Our smart car for “iglide on tour” shows us what´s inside

The retrofitting now goes one step further!

Now it is time to start dealing with the starter. One one hand, it is used to crank the engine to get it started, and on the other hand, is used to produce electricity. In this car, the starter is fixed to a movable bolt. Allowing the bolt to move enables radial and axial movements to balance out vibrations. This ensures that the strap, which connects starter and crank shaft, is under tension at all times. The bolt, holding the starter, is fixed by two bearings. They enable the movements and are going to be replaced by iglide plastic bearings.

The metal bearings that will be substituted by iglide

The bolt that carries the starter

Also, the suspension strut, which so kindly prevents the driver from smashing their head on the ceiling after hitting a bump, is brought to focus. More precisely, we are going to examine the rolling bearing, which is located above the suspension to ensure its axial alignment. As it is frequently in use, it has to be able to endure pressure and friction over a long period of time.

This bearing is planned to be replaced with an igus bearing specifically manufactured to endure pressures up to about 2,420 pounds.  Nevertheless, there are two challenges with this bearing: The original bearing was not the same size, which leads to the question: can this iglide bearing be used, or does a new one have to be specially manufactured? Furthermore, the suspension is bolted the rolling bearing. Thus the iglide bearing has to be adapted. Will the suspension works afterwards or shall we pick out a helmet to wear in the car? And will we still be able to steer the car after the bearing has been replaced?
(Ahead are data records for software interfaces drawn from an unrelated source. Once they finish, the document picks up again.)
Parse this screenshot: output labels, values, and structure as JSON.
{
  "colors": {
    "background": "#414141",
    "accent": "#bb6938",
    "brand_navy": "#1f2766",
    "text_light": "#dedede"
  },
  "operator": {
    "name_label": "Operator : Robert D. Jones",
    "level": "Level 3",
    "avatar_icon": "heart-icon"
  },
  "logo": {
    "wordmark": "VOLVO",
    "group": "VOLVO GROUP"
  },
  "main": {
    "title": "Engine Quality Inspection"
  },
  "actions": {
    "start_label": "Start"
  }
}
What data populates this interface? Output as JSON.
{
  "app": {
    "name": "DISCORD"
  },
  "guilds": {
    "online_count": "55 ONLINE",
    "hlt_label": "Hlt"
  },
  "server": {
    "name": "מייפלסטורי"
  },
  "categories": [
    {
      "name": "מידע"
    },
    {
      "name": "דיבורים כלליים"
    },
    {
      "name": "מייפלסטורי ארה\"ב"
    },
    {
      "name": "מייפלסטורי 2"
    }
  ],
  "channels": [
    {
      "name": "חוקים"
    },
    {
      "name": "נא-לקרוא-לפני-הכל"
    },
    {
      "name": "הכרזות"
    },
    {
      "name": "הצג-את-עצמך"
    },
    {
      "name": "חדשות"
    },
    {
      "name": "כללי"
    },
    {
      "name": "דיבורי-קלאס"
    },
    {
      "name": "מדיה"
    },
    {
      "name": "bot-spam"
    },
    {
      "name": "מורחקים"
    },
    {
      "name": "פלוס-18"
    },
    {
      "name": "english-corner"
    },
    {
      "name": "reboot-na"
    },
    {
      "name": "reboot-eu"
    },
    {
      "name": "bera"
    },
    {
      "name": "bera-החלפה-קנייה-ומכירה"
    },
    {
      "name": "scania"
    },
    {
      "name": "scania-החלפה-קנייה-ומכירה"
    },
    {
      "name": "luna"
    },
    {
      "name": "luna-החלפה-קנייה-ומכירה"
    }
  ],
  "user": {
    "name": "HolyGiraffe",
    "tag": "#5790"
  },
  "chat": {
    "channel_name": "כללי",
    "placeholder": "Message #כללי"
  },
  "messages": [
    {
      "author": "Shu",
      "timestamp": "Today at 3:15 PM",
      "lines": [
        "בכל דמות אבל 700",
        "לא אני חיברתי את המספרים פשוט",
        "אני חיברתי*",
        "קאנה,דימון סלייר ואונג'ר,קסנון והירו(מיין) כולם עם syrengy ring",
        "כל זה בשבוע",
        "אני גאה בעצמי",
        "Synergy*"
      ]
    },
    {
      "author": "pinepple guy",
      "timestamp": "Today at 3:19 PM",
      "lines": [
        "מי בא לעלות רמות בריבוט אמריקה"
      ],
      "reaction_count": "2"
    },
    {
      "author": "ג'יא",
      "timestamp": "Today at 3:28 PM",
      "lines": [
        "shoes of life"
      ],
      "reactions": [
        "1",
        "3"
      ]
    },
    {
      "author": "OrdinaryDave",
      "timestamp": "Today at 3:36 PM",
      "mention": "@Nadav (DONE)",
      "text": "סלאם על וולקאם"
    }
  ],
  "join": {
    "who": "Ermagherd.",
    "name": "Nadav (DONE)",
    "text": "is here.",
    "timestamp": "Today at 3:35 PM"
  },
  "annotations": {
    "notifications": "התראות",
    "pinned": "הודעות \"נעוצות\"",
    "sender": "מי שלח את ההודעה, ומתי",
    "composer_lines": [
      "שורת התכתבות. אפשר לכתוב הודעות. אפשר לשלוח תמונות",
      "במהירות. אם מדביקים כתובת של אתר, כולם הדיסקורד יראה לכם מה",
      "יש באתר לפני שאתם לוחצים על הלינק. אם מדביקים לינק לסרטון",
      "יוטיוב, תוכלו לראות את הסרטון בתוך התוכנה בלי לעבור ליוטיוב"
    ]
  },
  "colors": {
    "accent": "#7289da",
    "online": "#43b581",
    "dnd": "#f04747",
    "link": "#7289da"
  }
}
The original bearing (right) and the possible igus bearing (left).

Johannes Thomé is showing where the bearing is located

The throttle valve got examined too! Throttle valves are located in the air-intake manifold of a car. Modern engines not only need fuel, but the right ratio of fuel to air. How much air is being sucked in is determined by how fast we accelerate and drive. It is placed on a shaft, which is moved by a small electro engine, and embedded in two bearings. These will be replaced by iglide plastic bearings.

The throttle valve

Last but not least, this week we looked at the handbrake (also called an emergency or parking brake by our international friends). The brake lever is connected to a module located on the car body. It is going to be investigated if the lever is connected through a replaceable bearing or just a metal bolt. The results from our investigation will decide whether or not we replace it with an iglide bearing.

The handbrake (emergency/parking brake)